[Work item] Copy everything in the listing below word for word, apart from any images.

[Provided data]

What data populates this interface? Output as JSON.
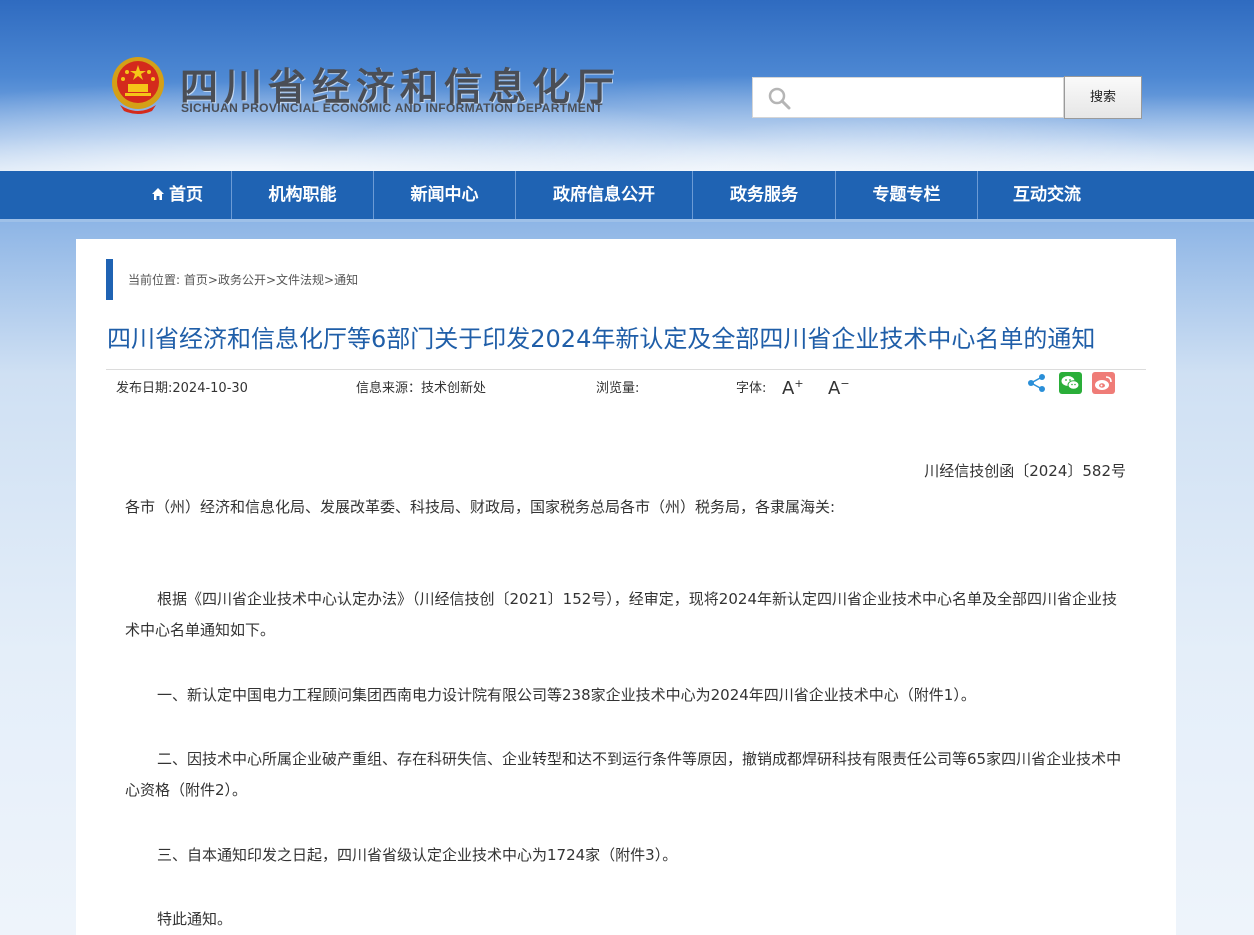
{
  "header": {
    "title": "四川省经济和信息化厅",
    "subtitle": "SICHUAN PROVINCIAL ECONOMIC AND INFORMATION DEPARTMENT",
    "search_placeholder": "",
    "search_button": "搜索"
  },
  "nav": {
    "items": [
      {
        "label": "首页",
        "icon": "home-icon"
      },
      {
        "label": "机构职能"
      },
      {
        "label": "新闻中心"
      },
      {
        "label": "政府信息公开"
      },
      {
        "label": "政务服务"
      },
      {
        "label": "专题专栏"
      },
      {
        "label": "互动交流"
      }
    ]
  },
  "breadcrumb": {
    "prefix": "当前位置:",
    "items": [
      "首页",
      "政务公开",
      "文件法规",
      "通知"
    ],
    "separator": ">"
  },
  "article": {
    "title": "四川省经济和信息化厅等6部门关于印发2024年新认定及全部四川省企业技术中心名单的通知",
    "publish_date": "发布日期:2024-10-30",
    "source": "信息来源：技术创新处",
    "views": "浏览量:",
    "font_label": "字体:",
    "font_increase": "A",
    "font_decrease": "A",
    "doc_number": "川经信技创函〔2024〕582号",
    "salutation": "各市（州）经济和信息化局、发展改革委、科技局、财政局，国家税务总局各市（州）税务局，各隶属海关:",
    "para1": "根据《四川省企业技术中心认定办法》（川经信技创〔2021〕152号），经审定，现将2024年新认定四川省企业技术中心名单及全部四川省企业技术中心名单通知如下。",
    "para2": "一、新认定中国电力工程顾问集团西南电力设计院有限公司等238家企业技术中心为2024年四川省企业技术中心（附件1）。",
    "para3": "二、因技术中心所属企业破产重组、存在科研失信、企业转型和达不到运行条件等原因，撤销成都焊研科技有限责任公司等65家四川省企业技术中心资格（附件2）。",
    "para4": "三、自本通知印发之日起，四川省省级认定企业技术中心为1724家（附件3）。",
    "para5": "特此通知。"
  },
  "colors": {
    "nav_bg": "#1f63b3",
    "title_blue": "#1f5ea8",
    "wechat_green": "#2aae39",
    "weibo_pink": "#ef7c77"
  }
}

[Solution for this problem]
What data populates this interface? Output as JSON.
{
  "header": {
    "title": "四川省经济和信息化厅",
    "subtitle": "SICHUAN PROVINCIAL ECONOMIC AND INFORMATION DEPARTMENT",
    "search_placeholder": "",
    "search_button": "搜索"
  },
  "nav": {
    "items": [
      {
        "label": "首页",
        "icon": "home-icon"
      },
      {
        "label": "机构职能"
      },
      {
        "label": "新闻中心"
      },
      {
        "label": "政府信息公开"
      },
      {
        "label": "政务服务"
      },
      {
        "label": "专题专栏"
      },
      {
        "label": "互动交流"
      }
    ]
  },
  "breadcrumb": {
    "prefix": "当前位置:",
    "items": [
      "首页",
      "政务公开",
      "文件法规",
      "通知"
    ],
    "separator": ">"
  },
  "article": {
    "title": "四川省经济和信息化厅等6部门关于印发2024年新认定及全部四川省企业技术中心名单的通知",
    "publish_date": "发布日期:2024-10-30",
    "source": "信息来源：技术创新处",
    "views": "浏览量:",
    "font_label": "字体:",
    "font_increase": "A",
    "font_decrease": "A",
    "doc_number": "川经信技创函〔2024〕582号",
    "salutation": "各市（州）经济和信息化局、发展改革委、科技局、财政局，国家税务总局各市（州）税务局，各隶属海关:",
    "para1": "根据《四川省企业技术中心认定办法》（川经信技创〔2021〕152号），经审定，现将2024年新认定四川省企业技术中心名单及全部四川省企业技术中心名单通知如下。",
    "para2": "一、新认定中国电力工程顾问集团西南电力设计院有限公司等238家企业技术中心为2024年四川省企业技术中心（附件1）。",
    "para3": "二、因技术中心所属企业破产重组、存在科研失信、企业转型和达不到运行条件等原因，撤销成都焊研科技有限责任公司等65家四川省企业技术中心资格（附件2）。",
    "para4": "三、自本通知印发之日起，四川省省级认定企业技术中心为1724家（附件3）。",
    "para5": "特此通知。"
  },
  "colors": {
    "nav_bg": "#1f63b3",
    "title_blue": "#1f5ea8",
    "wechat_green": "#2aae39",
    "weibo_pink": "#ef7c77"
  }
}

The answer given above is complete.